The Lwalwa live near the Kasai, between the Democratic Republic of Congo and Angola. However, Lwalwa culture is closer to that of the Yaka and the Suku.
Lwalwa art is best known for its stylised and cubistic masks, in which the profile of the nose on the concave face makes reference to the long beak of the hornbill.
This Lwalwa mask is used during initiation and propitiatory ceremonies.
Come and enjoy our LWALWA mask
8-12 june 2016, Brussels – Sablon.
We are exhibiting at « CULTURES THE WORLD ARTS FAIR » in Brussels.
This prestigious June event is one of out most important World Arts Fair will soon become a global reference for seasoned collectors as well as amateurs interested in Asian, antique and non-European art.
We look forward to seeing you there.
Editor in chief & Expert
Coryse Mwape Dolin
Art Historian, African Arts
Marie-Louise Bastin.- Introduction aux Arts d’Afrique Noire. Arnouville, Arts d’Afrique Noire, 1984. p. 327.
Joseph A. Cornet.- Zaïre. Peuples, Art, Culture. Anvers, Fonds Mercator, 1989. p. 264.

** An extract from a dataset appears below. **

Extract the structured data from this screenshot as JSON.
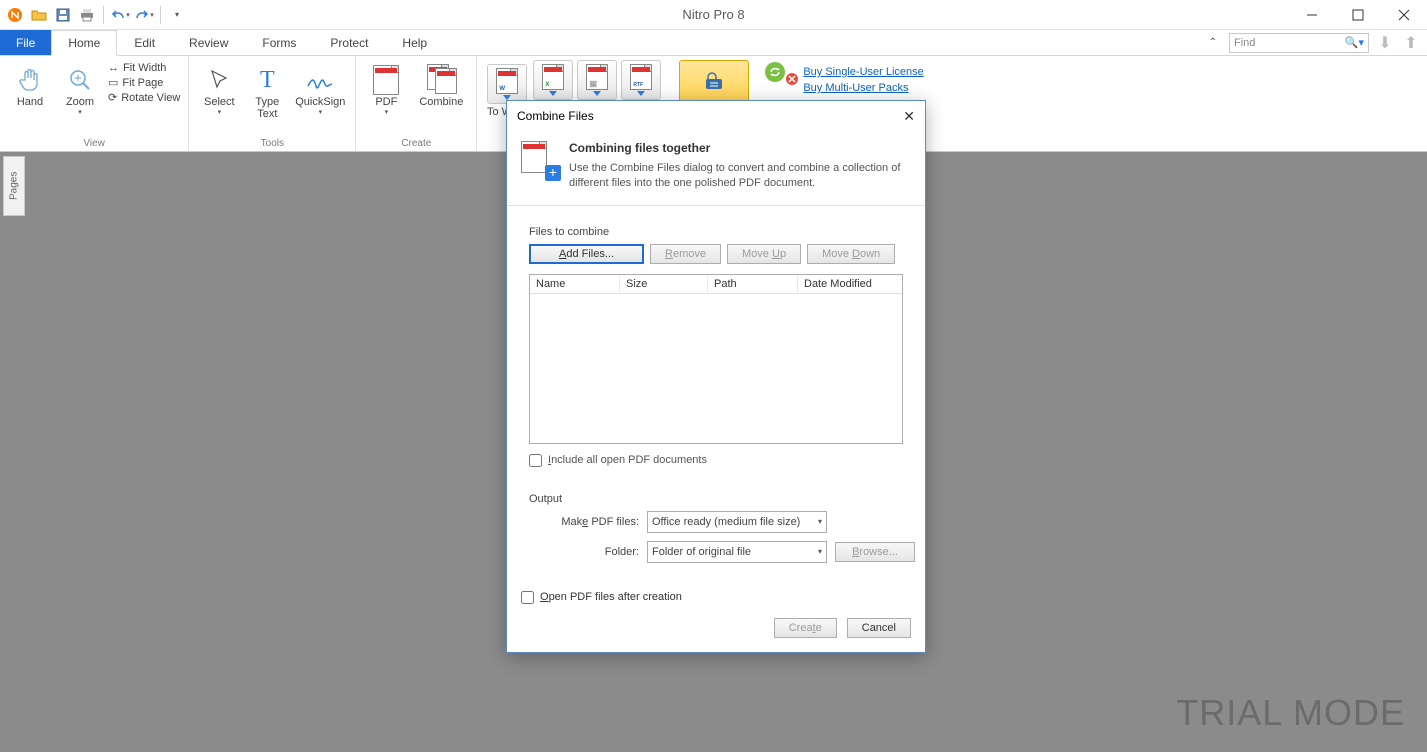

William Rubin (dir.)– Le Primitivisme dans l’art du 20e siècle. Les artistes modernes devant l’art tribal. 2 Vol. Paris, Flammarion, 1991.
Michael Kan and Roy Sieber.- African masterworks in the Detroit Institute of arts. Detroit, Detroit Institute of arts, 1995.
“IN ITS LINE FROM THE FOREHEAD TO THE TIP OF THE NOSE (2), WE CAN SEE THE INSPIRATION FOR PICASSO’S sculpted portrait (1).”
(1) Pablo Picasso – Photo Lucien Clergue & Plasters of Bust of a Woman and Head of a Woman, Boisgeloup, December 1932. Photo by Brassaï. Archives Picasso, Musée Picasso, Paris –
(2) Elegant Lwalwa mask – Alain Naoum Gallery
MARIE-THERESE WALTER (1909–1977)
(3) Photograph by Picasso of Marie-Thérèse Walter with her mother’s dog, Dolly, Alfortville, France, c. 1930. Archives Maya Widmaier Picasso
(4)Plasters of Bust of a Woman and Head of a Woman, Boisgeloup, December 1932. Photo by Brassaï. Archives Picasso, Musée Picasso, Paris
(1)Pende ceremony (Jean Cornet 1989, 292)
(2) Ciwara crested mask (Colleyn 2001, 205)